Proceedings Report: Educational Programme on a Semi-arid Environment Susceptible to Climate Change in Northeast Asia 25 August - 3 September 2012, Horqin Sandy Land, Inner Mongolia, China

Event Proceedings

Proceedings Report: Educational Programme on a Semi-arid Environment Susceptible to Climate Change in Northeast Asia 25 August - 3 September 2012, Horqin Sandy Land, Inner Mongolia, China

PUBLISHED DATE

December 2012

Climate change is unambiguous in the northeast Asian nations of Mongolia, China, Korea and Japan. However, geography, economics, and cultural issues create significant differences when it comes to the ultimate effects of climate change in each country, and similarly constrain the resources available to tackle the problem. In many cases the effects are local and can be responded to at the level of a community or local government. At the same time there are many instances where the effects of climate change are regional and cross national borders, meaning that cooperation between countries is necessary.

Climate change is expected to cause various new problems, such as sea level rise and species extinction, but is equally likely to exacerbate existing problems. One such example is desertification, which is already one of the severest environmental problems in the world including northeast Asia. The definition of desertification by the Convention to Combat Desertification is “land degradation in arid, semiarid, and dry subhumid areas resulting from various factors, including climatic variations and human activities.” IPCC (2007a, b) showed that those dry areas are susceptible to climate change, and Xu et al. (2011) said that climate change is a major driving force in desertification, just as influential as human activities. In northeast Asia, China has most suffered from desertification for a long time, but other northeast Asian countries have also been affected in the form of dust storms from China.
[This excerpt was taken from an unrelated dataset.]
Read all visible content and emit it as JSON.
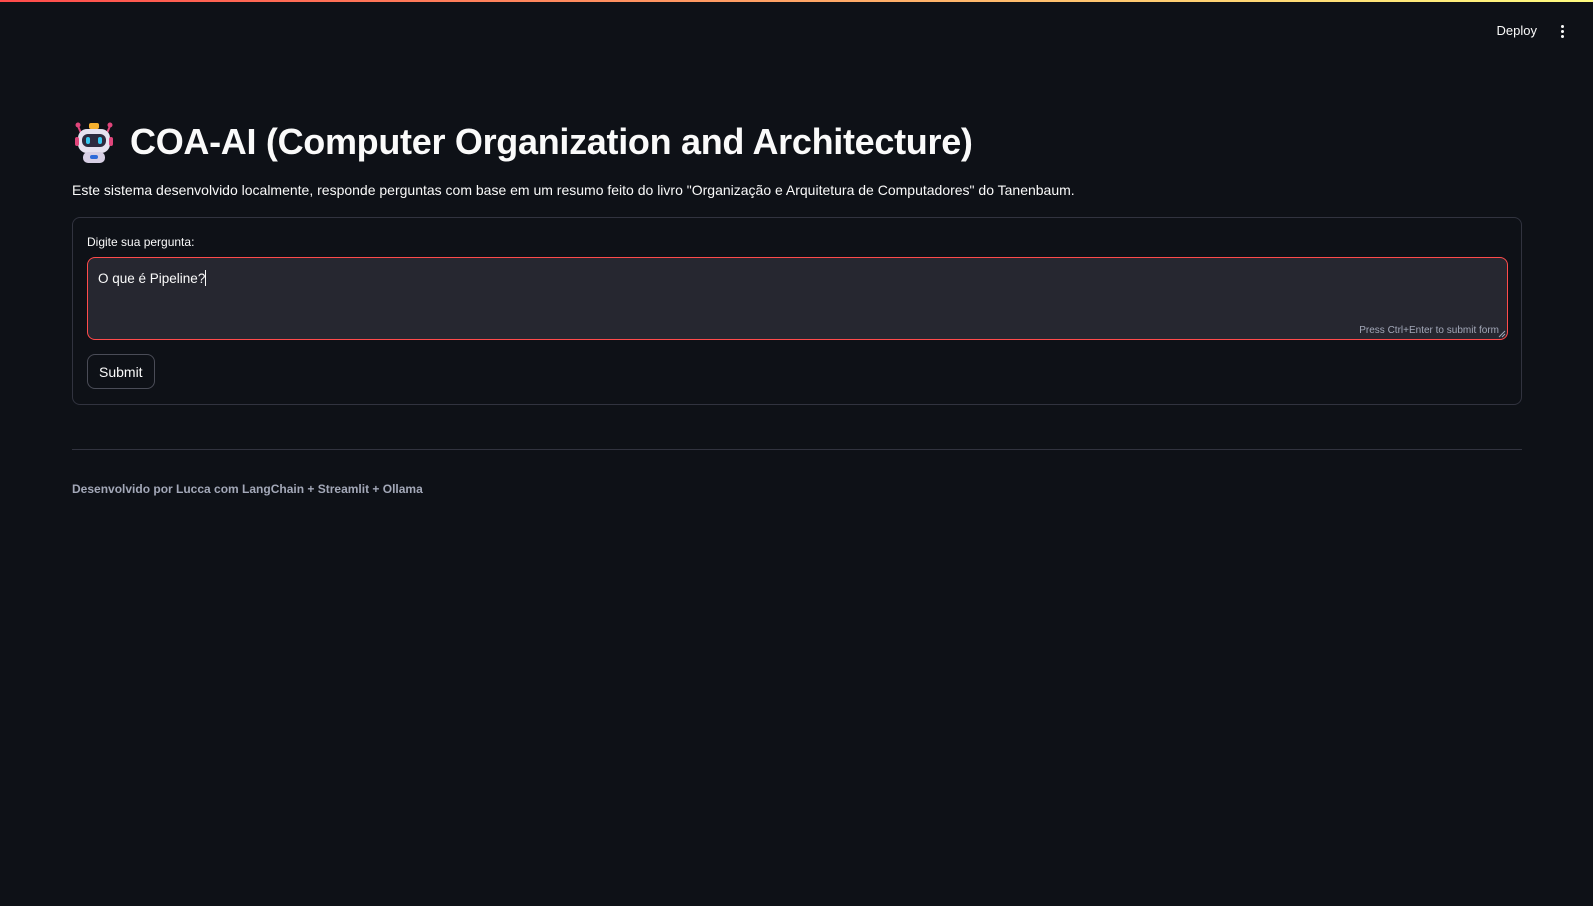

In this way desertification has had both local and cross-border influences, and now each country pays much attention to it.

Japan has previously cooperated with China in combatting desertification at the government, academic, and grass-root levels. Unfortunately, some of the Japanese projects were not effective because they were often narrow-minded and one sided, aimed exclusively at the photogenic task of planting trees without duly considering local socio-ecological conditions. In recent years, however, Japanese researchers, NPOs, and NGOs have worked together with local people such as local governments, researchers, and residents in order to develop a better outcome. In this context a central challenge is the integration of the many individual approaches, each separately made by the different levels or stakeholders. The first step to achieve some kind of integration is to understand each approach and gain a holistic point of view.

The RCCCA was founded in part to address adaptation issues, primarily through training and network building at the scale of communities and through academic connections. In this sense, we organized an educational programme for students to study desertification, and adaptation to it, in cooperation with different local stakeholders. This programme was carried out in the Horqin Sandy Land from 25 August to 3 September 2012 and consisted of fieldwork and a workshop. The Horqin Sandy Land is one of the most desertified regions in the world and as a result many researchers, practitioners, and local governments work on desertification in the area. Those stakeholders supported the programme.